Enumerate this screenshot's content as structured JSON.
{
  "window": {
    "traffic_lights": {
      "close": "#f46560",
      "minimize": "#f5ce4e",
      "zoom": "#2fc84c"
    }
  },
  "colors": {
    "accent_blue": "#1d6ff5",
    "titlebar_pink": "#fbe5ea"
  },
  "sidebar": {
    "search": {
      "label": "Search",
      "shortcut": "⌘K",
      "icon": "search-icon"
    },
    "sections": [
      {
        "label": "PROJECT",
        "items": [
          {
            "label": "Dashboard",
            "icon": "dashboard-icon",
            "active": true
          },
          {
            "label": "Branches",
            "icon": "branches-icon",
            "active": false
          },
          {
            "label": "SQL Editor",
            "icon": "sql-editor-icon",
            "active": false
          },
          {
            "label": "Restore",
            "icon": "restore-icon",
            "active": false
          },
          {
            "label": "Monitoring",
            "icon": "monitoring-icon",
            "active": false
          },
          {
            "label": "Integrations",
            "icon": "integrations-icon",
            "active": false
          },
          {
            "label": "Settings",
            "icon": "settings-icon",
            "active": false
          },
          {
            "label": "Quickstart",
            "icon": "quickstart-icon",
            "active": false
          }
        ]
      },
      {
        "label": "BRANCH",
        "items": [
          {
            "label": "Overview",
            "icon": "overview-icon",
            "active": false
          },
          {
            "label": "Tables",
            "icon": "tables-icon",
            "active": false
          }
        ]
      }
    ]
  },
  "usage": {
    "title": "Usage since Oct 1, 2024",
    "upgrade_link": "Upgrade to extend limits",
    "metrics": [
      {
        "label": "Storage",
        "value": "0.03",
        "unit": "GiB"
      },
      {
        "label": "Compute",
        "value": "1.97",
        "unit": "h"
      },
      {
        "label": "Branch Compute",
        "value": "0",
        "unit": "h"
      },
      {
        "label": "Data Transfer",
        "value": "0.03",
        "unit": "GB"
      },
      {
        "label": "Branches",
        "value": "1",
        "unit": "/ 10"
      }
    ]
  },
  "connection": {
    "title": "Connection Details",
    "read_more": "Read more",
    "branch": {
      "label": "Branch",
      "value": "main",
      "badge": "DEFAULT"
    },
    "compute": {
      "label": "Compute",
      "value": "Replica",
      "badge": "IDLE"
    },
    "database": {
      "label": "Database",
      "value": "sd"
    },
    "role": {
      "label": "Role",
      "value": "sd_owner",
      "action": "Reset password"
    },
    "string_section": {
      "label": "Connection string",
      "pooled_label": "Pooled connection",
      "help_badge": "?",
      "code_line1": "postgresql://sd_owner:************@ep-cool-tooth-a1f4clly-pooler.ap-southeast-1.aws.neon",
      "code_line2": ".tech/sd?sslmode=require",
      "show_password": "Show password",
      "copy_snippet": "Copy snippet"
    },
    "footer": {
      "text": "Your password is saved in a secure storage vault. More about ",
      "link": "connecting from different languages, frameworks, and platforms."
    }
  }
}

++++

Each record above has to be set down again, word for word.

Enumerate this screenshot's content as structured JSON.
{
  "window": {
    "traffic_lights": {
      "close": "#f46560",
      "minimize": "#f5ce4e",
      "zoom": "#2fc84c"
    }
  },
  "colors": {
    "accent_blue": "#1d6ff5",
    "titlebar_pink": "#fbe5ea"
  },
  "sidebar": {
    "search": {
      "label": "Search",
      "shortcut": "⌘K",
      "icon": "search-icon"
    },
    "sections": [
      {
        "label": "PROJECT",
        "items": [
          {
            "label": "Dashboard",
            "icon": "dashboard-icon",
            "active": true
          },
          {
            "label": "Branches",
            "icon": "branches-icon",
            "active": false
          },
          {
            "label": "SQL Editor",
            "icon": "sql-editor-icon",
            "active": false
          },
          {
            "label": "Restore",
            "icon": "restore-icon",
            "active": false
          },
          {
            "label": "Monitoring",
            "icon": "monitoring-icon",
            "active": false
          },
          {
            "label": "Integrations",
            "icon": "integrations-icon",
            "active": false
          },
          {
            "label": "Settings",
            "icon": "settings-icon",
            "active": false
          },
          {
            "label": "Quickstart",
            "icon": "quickstart-icon",
            "active": false
          }
        ]
      },
      {
        "label": "BRANCH",
        "items": [
          {
            "label": "Overview",
            "icon": "overview-icon",
            "active": false
          },
          {
            "label": "Tables",
            "icon": "tables-icon",
            "active": false
          }
        ]
      }
    ]
  },
  "usage": {
    "title": "Usage since Oct 1, 2024",
    "upgrade_link": "Upgrade to extend limits",
    "metrics": [
      {
        "label": "Storage",
        "value": "0.03",
        "unit": "GiB"
      },
      {
        "label": "Compute",
        "value": "1.97",
        "unit": "h"
      },
      {
        "label": "Branch Compute",
        "value": "0",
        "unit": "h"
      },
      {
        "label": "Data Transfer",
        "value": "0.03",
        "unit": "GB"
      },
      {
        "label": "Branches",
        "value": "1",
        "unit": "/ 10"
      }
    ]
  },
  "connection": {
    "title": "Connection Details",
    "read_more": "Read more",
    "branch": {
      "label": "Branch",
      "value": "main",
      "badge": "DEFAULT"
    },
    "compute": {
      "label": "Compute",
      "value": "Replica",
      "badge": "IDLE"
    },
    "database": {
      "label": "Database",
      "value": "sd"
    },
    "role": {
      "label": "Role",
      "value": "sd_owner",
      "action": "Reset password"
    },
    "string_section": {
      "label": "Connection string",
      "pooled_label": "Pooled connection",
      "help_badge": "?",
      "code_line1": "postgresql://sd_owner:************@ep-cool-tooth-a1f4clly-pooler.ap-southeast-1.aws.neon",
      "code_line2": ".tech/sd?sslmode=require",
      "show_password": "Show password",
      "copy_snippet": "Copy snippet"
    },
    "footer": {
      "text": "Your password is saved in a secure storage vault. More about ",
      "link": "connecting from different languages, frameworks, and platforms."
    }
  }
}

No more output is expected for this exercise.